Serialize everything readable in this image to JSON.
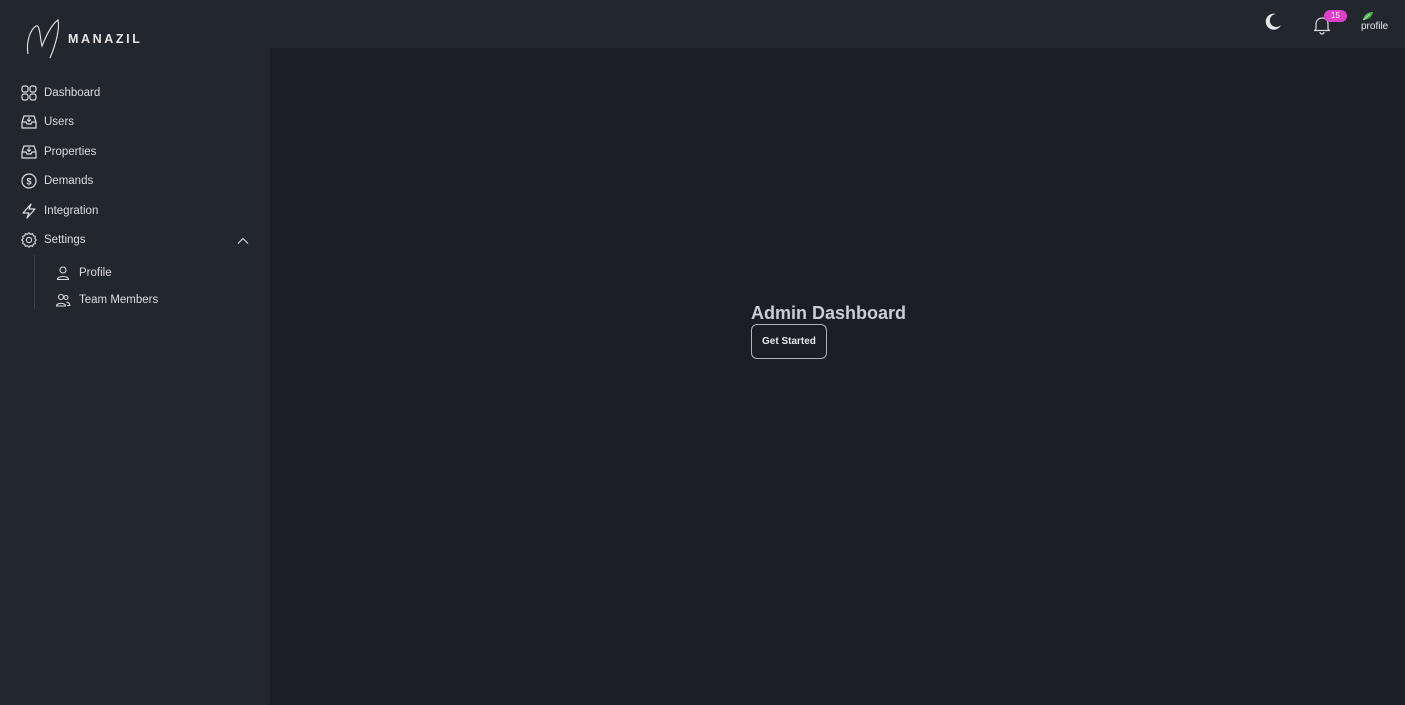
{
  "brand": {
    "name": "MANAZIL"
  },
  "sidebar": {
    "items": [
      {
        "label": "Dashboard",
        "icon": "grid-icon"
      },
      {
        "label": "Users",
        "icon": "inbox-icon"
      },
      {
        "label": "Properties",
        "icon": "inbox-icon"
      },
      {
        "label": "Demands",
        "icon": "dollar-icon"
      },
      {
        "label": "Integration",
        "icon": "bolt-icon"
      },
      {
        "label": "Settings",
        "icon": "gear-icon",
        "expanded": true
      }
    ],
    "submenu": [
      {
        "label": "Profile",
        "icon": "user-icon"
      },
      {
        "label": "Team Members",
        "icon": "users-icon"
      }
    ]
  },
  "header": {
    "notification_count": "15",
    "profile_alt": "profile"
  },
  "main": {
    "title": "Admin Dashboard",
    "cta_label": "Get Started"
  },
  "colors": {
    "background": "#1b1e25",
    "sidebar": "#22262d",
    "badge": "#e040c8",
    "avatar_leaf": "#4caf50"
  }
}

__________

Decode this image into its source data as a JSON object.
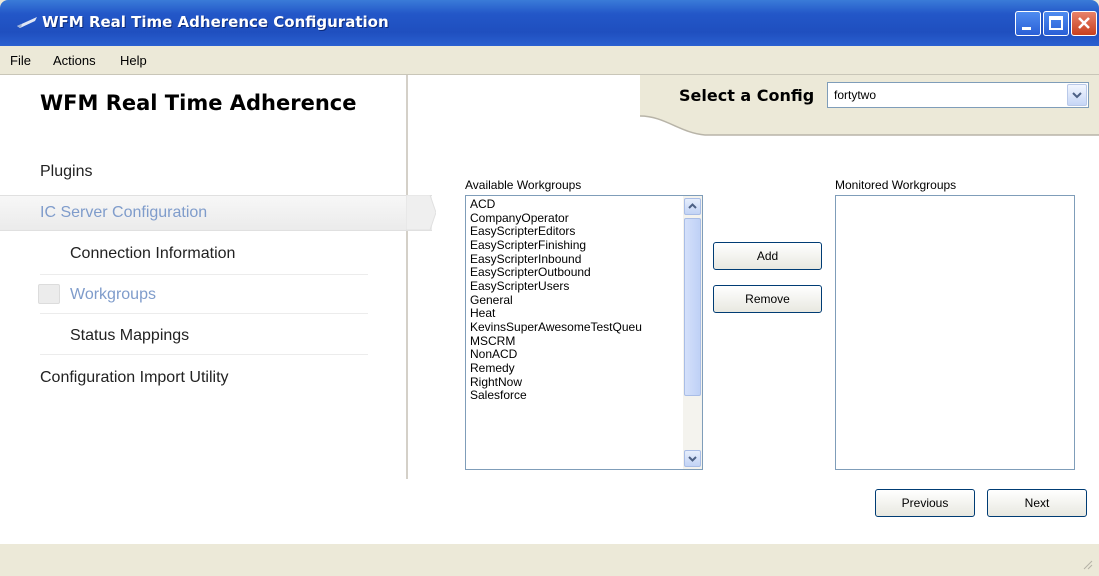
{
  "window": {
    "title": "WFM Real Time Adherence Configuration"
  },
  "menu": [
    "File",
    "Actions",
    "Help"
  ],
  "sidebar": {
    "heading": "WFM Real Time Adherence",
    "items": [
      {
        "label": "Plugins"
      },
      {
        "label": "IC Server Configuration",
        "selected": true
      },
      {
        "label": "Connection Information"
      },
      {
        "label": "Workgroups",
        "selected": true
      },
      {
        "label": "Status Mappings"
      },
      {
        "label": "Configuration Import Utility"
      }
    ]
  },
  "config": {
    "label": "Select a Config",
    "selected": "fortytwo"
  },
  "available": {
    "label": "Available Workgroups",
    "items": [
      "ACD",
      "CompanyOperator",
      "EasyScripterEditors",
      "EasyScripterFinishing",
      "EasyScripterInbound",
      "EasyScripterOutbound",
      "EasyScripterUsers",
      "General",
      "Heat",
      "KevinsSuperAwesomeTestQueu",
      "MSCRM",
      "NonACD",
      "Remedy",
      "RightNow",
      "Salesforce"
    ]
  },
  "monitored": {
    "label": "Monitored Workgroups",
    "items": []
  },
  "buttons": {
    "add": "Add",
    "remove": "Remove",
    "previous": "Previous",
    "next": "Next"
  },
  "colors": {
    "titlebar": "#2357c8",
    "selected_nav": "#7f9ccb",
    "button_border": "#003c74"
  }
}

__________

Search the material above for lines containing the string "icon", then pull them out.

▶ **Exercise output**
        "icon": "grid-icon"
        "icon": "inbox-icon"
        "icon": "inbox-icon"
        "icon": "dollar-icon"
        "icon": "bolt-icon"
        "icon": "gear-icon",
        "icon": "user-icon"
        "icon": "users-icon"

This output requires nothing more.